Last week we published an article sharing a massage therapist’s advice on how to work from home without hurting your back—but let’s be frank. We’re already two years into the pandemic. We’ve probably already spent our fair share of time hunched over laptops while sitting “crisscross-apple-sauce” on a couch or bed. We don’t just need to be instructed on the ideal WFH posture. We need to know how to correct the suboptimal WFH posture we’ve already established.
If you can relate, read on for some tips on how to deal with the painful effects of the two-year-long WFH slouch.
Try massage therapy
Massage therapy is often thought of as a luxury. Well, think again! Massage therapy is a worthy healthcare treatment that can help patients manage pain and correct damaging posture. If it’s within your means, then consider scheduling regular bodywork. According to licensed massage therapist Polly Brasch, “the more you get massages, the more it trains your muscles to relax faster and respond to less stressful stimuli.”

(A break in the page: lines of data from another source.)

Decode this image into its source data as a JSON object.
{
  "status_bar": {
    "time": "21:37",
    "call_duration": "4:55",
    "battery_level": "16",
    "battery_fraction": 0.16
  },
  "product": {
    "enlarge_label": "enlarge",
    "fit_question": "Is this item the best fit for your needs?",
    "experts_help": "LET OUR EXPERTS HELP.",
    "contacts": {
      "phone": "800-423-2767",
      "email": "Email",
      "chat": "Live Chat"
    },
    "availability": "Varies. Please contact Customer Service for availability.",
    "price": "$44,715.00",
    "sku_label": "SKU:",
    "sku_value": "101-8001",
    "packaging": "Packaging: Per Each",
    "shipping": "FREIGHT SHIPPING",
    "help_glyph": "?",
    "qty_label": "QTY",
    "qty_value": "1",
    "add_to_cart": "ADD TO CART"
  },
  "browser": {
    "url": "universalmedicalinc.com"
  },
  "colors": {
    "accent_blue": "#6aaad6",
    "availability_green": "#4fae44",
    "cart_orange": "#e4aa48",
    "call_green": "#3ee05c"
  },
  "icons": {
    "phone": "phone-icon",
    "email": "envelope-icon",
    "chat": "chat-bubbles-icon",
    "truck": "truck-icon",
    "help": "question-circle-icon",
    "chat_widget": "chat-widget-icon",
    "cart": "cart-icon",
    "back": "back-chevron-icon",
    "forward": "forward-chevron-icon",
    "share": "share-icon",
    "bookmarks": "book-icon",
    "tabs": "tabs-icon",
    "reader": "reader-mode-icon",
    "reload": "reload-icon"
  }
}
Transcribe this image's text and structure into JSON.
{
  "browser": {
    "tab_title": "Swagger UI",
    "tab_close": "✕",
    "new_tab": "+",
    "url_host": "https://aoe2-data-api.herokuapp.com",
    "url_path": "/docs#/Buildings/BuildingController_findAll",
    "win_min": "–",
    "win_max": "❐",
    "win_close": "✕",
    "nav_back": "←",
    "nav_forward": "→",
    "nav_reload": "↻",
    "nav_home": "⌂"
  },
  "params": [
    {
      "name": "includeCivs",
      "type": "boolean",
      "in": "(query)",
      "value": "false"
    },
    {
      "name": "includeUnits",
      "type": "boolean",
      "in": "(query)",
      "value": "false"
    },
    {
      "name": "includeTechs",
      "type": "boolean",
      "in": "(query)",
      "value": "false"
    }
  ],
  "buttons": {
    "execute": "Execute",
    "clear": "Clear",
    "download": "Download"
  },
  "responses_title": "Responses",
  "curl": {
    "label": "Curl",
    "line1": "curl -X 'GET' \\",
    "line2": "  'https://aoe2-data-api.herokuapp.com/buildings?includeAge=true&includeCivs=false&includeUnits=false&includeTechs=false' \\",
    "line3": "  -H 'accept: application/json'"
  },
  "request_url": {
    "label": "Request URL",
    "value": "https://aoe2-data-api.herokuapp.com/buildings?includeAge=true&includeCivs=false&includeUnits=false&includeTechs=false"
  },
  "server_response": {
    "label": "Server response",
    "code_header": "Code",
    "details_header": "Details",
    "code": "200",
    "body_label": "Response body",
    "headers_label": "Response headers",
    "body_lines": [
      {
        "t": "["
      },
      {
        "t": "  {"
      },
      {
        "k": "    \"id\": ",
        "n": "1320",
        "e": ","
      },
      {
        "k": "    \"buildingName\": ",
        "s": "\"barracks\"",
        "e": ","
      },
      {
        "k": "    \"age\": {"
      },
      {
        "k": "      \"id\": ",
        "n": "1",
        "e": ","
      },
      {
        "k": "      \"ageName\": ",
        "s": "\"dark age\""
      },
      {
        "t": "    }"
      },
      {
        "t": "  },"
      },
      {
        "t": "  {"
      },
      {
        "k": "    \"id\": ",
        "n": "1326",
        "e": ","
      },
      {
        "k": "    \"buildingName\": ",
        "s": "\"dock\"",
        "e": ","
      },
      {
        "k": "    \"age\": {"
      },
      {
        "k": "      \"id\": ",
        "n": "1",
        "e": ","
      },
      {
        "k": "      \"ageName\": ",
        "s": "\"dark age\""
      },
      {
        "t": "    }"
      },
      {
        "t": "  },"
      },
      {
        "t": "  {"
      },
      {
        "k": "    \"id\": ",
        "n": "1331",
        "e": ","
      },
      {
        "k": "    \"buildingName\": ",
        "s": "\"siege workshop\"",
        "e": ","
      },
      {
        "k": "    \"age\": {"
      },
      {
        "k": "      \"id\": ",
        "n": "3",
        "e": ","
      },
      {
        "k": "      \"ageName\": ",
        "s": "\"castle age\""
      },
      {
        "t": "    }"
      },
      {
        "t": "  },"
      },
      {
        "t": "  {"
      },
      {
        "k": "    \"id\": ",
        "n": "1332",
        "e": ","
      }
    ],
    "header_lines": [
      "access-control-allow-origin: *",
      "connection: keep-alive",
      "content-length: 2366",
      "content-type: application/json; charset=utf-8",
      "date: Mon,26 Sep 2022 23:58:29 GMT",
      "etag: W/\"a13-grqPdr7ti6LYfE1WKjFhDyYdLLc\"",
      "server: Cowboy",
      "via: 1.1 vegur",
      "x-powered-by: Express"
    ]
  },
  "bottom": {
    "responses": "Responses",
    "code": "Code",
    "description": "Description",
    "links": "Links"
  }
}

If you, like many others, carry a lot of tension in your shoulders and neck, then blast it away with a couple of massages a week. Once the tension subsides, rework your schedule to a more manageable once every three or four weeks for maintenance.
See a physical therapist
Check your health insurance plan or employee benefits to see if physiotherapy is covered. If so, it could make these sessions a bit more affordable than massage therapy. Physical therapy is especially recommended if you’ve had injuries in the past, like herniated disks.
Hydrate and take movement breaks
Yet another reason to drink water: hydration helps with recovery! Brasch recommends setting a timer for every 15 or 20 minutes to remind yourself to get up, stretch, shake out your limbs, and sip some water. “After a few times, you will automatically start taking those breaks our bodies so desperately need to keep us energized and moving through our day.”
Experiment with new wellness treatments
Everybody is different. That is to say, every body is different, too, so what works for your roommate or friend may not be as effective for you. On top of massage therapy and physical therapy, Brasch recommends trying out body scrubs and bath soaks, which are perfect for alleviating inflammation and relaxing the nervous system. If you haven’t tried yoga yet, then give that a go and see how you feel. She is also seeing more clients book “lymphatic drainage massage, which corresponds with the stagnation that can come from poor posture.”